Over the course of five years, MYSAP will support the sustainable development of aquaculture in Myanmar, with 22.25 million EUR (36.70 billion MMK) in funding from the European Union and the German government. The programme aims to help improving nutrition standards and food security, and to create livelihoods.
“Cyclone Nargis in 2008 and a lack of preservation of fishery resources in Myanmar have led to a decline in aquaculture production. Therefore, the Department of Fisheries is taking action”, said U Khin Maung Maw, Director General of the Department of Fisheries.
"MYSAP will benefit children, nutrition, and many other Sustainable Development Goals, jobs, investments, trade, the environment and government capacity," said Kristian Schmidt, Ambassador of the European Union to Myanmar emphasising how MYSAP will contribute to realising multiple development goals.
On occasion of the official launch, MYSAP initiated the consultation and drafting process of the National Aquaculture Development Plan (NADP), a document setting out objectives with programmes, activities, resources and a schedule to achieve them. “Neighbouring countries, Thailand, Bangladesh, Vietnam and Indonesia, are working with national aquaculture development plans and they are marking high fish production and exports. We understand that there is a strong need for a proper aquaculture development plan in Myanmar," said Director General U Khin Maung Maw.
“Therefore, the Department of Fisheries is facilitating the consultation process to draft an NADP that is in line with the 12-point national economic policy announced in 2016. Our goals are food security, increased export and the expansion of rural employment opportunities, granting fish farmers better access to credit, increasing private investment and competition in the fish sector”, the Director General explained, illustrating the connection of aquaculture to other policy areas.

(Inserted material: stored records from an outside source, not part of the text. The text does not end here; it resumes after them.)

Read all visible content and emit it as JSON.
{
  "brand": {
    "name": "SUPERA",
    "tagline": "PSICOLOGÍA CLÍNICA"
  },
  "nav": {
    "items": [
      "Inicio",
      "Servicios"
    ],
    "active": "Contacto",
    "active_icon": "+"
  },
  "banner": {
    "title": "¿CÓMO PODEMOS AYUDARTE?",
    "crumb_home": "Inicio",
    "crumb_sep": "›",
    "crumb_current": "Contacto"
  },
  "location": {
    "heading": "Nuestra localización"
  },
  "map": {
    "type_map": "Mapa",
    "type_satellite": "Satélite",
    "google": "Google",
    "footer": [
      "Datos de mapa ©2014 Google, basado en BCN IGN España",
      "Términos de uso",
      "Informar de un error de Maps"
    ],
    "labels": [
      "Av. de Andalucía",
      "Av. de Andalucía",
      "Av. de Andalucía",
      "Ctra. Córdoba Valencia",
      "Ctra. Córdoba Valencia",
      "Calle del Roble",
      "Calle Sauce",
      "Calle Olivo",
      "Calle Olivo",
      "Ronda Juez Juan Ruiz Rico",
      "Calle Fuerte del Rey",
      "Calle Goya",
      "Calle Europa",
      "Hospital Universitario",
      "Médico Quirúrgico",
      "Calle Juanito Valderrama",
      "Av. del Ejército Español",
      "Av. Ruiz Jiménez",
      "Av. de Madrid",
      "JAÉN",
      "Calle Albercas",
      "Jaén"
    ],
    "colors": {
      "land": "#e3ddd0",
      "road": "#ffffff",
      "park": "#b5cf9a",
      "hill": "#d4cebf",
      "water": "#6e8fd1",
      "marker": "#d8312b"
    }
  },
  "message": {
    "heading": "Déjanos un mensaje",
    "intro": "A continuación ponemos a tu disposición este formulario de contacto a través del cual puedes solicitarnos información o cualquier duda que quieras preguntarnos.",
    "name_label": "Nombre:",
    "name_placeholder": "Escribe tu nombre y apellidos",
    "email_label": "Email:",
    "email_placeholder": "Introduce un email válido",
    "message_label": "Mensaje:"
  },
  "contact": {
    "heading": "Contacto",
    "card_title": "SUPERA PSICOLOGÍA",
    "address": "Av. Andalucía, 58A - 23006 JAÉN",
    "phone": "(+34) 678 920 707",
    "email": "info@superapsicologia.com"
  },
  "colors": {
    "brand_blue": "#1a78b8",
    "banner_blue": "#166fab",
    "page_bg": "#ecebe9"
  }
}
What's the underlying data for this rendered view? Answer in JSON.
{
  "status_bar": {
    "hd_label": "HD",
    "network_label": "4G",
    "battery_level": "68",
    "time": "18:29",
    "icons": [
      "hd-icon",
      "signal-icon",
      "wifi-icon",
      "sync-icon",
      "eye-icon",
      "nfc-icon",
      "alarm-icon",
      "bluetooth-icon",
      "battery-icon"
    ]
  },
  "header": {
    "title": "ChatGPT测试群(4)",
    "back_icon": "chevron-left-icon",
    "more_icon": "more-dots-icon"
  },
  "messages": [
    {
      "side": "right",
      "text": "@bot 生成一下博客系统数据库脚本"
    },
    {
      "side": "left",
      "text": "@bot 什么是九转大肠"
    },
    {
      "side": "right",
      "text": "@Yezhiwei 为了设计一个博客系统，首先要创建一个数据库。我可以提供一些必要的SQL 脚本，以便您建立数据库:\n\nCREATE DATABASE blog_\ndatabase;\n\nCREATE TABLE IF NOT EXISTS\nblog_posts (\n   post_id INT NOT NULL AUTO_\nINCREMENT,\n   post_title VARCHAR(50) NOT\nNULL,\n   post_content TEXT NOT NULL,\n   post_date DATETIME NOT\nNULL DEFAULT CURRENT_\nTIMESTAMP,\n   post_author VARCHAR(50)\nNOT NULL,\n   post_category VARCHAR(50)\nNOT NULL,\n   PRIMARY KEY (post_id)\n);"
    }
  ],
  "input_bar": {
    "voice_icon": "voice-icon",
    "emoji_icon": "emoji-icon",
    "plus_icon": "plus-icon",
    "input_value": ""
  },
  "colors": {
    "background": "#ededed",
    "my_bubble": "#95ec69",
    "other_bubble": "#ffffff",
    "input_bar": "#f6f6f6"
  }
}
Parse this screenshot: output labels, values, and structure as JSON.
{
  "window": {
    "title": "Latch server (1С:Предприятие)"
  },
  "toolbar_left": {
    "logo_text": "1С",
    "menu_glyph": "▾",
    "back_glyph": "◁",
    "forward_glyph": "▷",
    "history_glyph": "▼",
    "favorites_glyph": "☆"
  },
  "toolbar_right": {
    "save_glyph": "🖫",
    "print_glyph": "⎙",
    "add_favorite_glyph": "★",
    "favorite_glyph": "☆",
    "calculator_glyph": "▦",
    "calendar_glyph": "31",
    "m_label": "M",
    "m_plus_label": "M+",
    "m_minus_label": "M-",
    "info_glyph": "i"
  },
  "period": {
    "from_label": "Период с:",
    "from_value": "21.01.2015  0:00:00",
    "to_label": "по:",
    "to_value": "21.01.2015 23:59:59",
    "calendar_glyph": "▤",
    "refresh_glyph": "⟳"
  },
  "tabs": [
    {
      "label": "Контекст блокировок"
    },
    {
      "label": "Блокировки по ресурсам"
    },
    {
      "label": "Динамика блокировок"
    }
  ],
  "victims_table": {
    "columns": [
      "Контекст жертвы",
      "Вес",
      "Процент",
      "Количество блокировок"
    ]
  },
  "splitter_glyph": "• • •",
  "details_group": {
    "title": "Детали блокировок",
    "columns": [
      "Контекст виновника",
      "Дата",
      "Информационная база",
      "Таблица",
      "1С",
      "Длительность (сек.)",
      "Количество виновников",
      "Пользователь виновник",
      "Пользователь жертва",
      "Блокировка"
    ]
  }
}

The first NADP dialogue took place among government agencies and stakeholders from civil society and the private sector. They all provided their inputs on how to improve aquaculture value chains and environmental sustainability, policy, governance and institutional support, post-harvest management and human nutrition, as well as education, social inclusiveness and gender equality.